Stress impacts our mind including thoughts and feelings as well as our bodies. Whilst it can release hormones and adrenaline that provide a coping mechanism or giving us the ability to ‘think on our toes’ and deal with the problem at hand, chronic stress if left unmanaged can lead to more serious ailments such as depression & disease.
Stress initiates a fight or flight response that is a specific combination of chemicals released in our bodies. That combination is adrenaline and cortisone which gives us a sudden burst of energy and strength, making our minds clear enough to make the decision to ‘fight, freeze or flee’ hence the name fight or flight response. Acute stress (fight or flight stress) has been described by the American Psychological Association (APA) as being the most common form of stress. Because it is short term, it doesn’t cause long lasting harm to the body. However, left unidentified or unresolved it can slowly turn into a more destructive type of stress – episodic or chronic stress. These two are the ones you need to worry about. Episodic stress can lead to hostility, resentment, which left unchecked leads violence (rage), aggressiveness, competitiveness and a harrying sense of time urgency or ‘rushing’. All. The. Time.
Chronic stress is the harshest and is extremely cruel – it is the slow killer – leading to cancer, deep, deep depression, heart disease and stroke. It wears people down until their bodies, quite literally, give up.
Sounds horrible right? The good news is: all stress is treatable – if you are at first willing to accept that you have it. And if you are alive, you have it. The best way to combat stress is to know your limits. Know when to say ‘no’. Knowing that you need to discuss problems instead of bottling them up. Really, really looking after yourself. Knowing that you are not alone. Taking ‘me’ time. And last but certainly not least, exercising.
Taking time out to discuss your problems with someone you can trust is a great way to start. You can then begin to learn your limits on how you feel about things and you will have someone to back you up when you need to say ‘no’. A close friend or relative will also be able to give you a different perspective or attempt to ‘reframe’ the stressful matter. They may have gone through something similar or will at least try and hear you out so you can come up with a solution together.

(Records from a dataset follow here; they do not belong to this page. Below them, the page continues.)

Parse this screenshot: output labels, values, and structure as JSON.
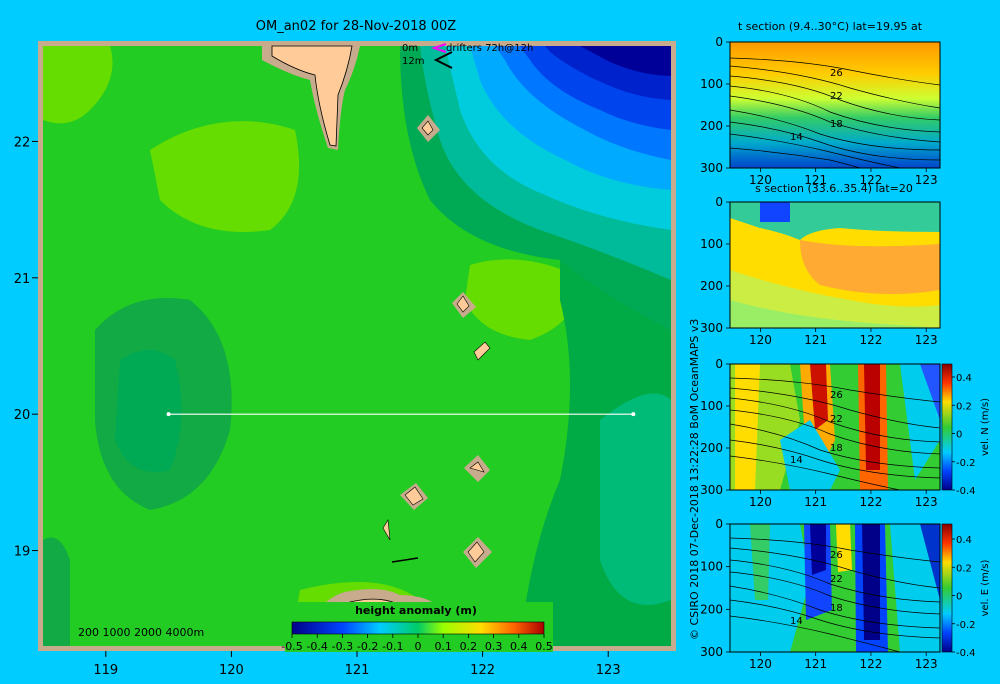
{
  "main_title": "OM_an02 for 28-Nov-2018 00Z",
  "drifters": {
    "depth0": "0m",
    "depth12": "12m",
    "label": "drifters 72h@12h"
  },
  "depth_scale": "200  1000  2000  4000m",
  "credit": "© CSIRO 2018   07-Dec-2018 13:22:28 BoM OceanMAPS v3",
  "colors": {
    "background": "#00ccff",
    "land": "#ffcc99",
    "shelf": "#c8aa8c",
    "section_line": "#ffffff"
  },
  "chart_data": [
    {
      "type": "heatmap",
      "title": "height anomaly (m)",
      "x_ticks": [
        "119",
        "120",
        "121",
        "122",
        "123"
      ],
      "y_ticks": [
        "22",
        "21",
        "20",
        "19"
      ],
      "xlim": [
        118.5,
        123.5
      ],
      "ylim": [
        18.3,
        22.7
      ],
      "colorbar_ticks": [
        "-0.5",
        "-0.4",
        "-0.3",
        "-0.2",
        "-0.1",
        "0",
        "0.1",
        "0.2",
        "0.3",
        "0.4",
        "0.5"
      ],
      "colorbar_range": [
        -0.5,
        0.5
      ],
      "section_line": {
        "lon_start": 119.5,
        "lon_end": 123.2,
        "lat": 20.0
      }
    },
    {
      "type": "heatmap",
      "title": "t section (9.4..30°C) lat=19.95 at",
      "x_ticks": [
        "120",
        "121",
        "122",
        "123"
      ],
      "y_ticks": [
        "0",
        "100",
        "200",
        "300"
      ],
      "contour_labels": [
        "26",
        "22",
        "18",
        "14"
      ]
    },
    {
      "type": "heatmap",
      "title": "s section (33.6..35.4) lat=20",
      "x_ticks": [
        "120",
        "121",
        "122",
        "123"
      ],
      "y_ticks": [
        "0",
        "100",
        "200",
        "300"
      ]
    },
    {
      "type": "heatmap",
      "title": "",
      "x_ticks": [
        "120",
        "121",
        "122",
        "123"
      ],
      "y_ticks": [
        "0",
        "100",
        "200",
        "300"
      ],
      "contour_labels": [
        "26",
        "22",
        "18",
        "14"
      ],
      "colorbar_label": "vel. N (m/s)",
      "colorbar_ticks": [
        "0.4",
        "0.2",
        "0",
        "-0.2",
        "-0.4"
      ]
    },
    {
      "type": "heatmap",
      "title": "",
      "x_ticks": [
        "120",
        "121",
        "122",
        "123"
      ],
      "y_ticks": [
        "0",
        "100",
        "200",
        "300"
      ],
      "contour_labels": [
        "26",
        "22",
        "18",
        "14"
      ],
      "colorbar_label": "vel. E (m/s)",
      "colorbar_ticks": [
        "0.4",
        "0.2",
        "0",
        "-0.2",
        "-0.4"
      ]
    }
  ]
}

Understandably, you may feel like there is no one to talk to. If you feel like this, then you would take the time to write in a diary. It will get all your thoughts and feelings into line and it is a good way to start the venting process. If you feel like writing is not a strong point for you, you can try researching your feelings on Google. You will see that there are so many people in the world who have experienced things very very similar to what you are going through and forums and blogs that are dedicated to stress are a great source of information and tips on how to overcome how you are feeling Another option is contacting someone – a professional – for help. There are some useful links below on who to contact in times of need.
In reality, it comes down to you as an individual, your body and mind will be able to tell you what it needs in order to cope with high stress levels. You need to know what works for you. Some people go for a run. It gets you outside and into the world, and clearing the mind of any negative thoughts and being around nature. However, others may find that retail therapy or a coffee with a friend is the best way to combat their stress. Hobbies are another big one, healthy, happy hobbies.

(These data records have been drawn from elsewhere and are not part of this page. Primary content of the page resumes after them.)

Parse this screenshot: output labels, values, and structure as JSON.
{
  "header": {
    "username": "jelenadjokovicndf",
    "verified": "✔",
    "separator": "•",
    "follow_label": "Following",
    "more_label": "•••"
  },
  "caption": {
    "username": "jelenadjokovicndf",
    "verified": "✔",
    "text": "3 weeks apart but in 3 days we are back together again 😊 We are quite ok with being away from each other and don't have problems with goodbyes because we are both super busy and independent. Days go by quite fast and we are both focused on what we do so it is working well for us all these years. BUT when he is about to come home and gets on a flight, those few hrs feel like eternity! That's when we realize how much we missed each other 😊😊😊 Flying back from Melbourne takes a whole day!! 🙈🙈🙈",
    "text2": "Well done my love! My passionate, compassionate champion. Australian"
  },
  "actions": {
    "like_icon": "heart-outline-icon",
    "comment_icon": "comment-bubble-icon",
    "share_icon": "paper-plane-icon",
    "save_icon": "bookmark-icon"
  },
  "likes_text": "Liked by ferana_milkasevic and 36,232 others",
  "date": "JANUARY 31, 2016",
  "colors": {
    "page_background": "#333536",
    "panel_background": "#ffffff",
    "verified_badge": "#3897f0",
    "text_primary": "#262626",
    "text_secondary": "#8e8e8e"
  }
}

mindhealthconnect have online e-courses for stress management and depression.
Beyond Blue can provide immediate support – via phone or online. Whatever suits you!
Livin focus on depression in men, they do seminars all over the country.

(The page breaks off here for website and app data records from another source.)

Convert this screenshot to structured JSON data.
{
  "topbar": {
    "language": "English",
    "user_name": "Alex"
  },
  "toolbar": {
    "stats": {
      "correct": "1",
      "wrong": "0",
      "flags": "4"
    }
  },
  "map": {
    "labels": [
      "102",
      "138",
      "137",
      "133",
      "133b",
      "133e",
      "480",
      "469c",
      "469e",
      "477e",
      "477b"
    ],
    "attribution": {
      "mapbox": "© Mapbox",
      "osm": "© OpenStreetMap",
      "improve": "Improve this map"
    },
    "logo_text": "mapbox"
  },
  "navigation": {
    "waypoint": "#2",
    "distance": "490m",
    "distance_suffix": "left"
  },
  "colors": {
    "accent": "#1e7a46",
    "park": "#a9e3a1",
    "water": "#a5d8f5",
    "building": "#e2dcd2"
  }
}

Exercising at around the optimal level for 12 weeks can significantly reduce symptoms of depression amongst people who are inactive and experiencing non-melancholic depression.
It ain’t weak to speak
Rule number one is, don’t sweat the small stuff. Rule number two is, it’s all small stuff.
In times of stress, the best thing we can do for each other is to listen with our ears and our hearts and to be assured that our questions are just as important as our answers.
There are thousands of causes for stress, and one antidote to stress is self-expression. That’s what happens to me every day. My thoughts get off my chest, down my sleeves and onto my pad.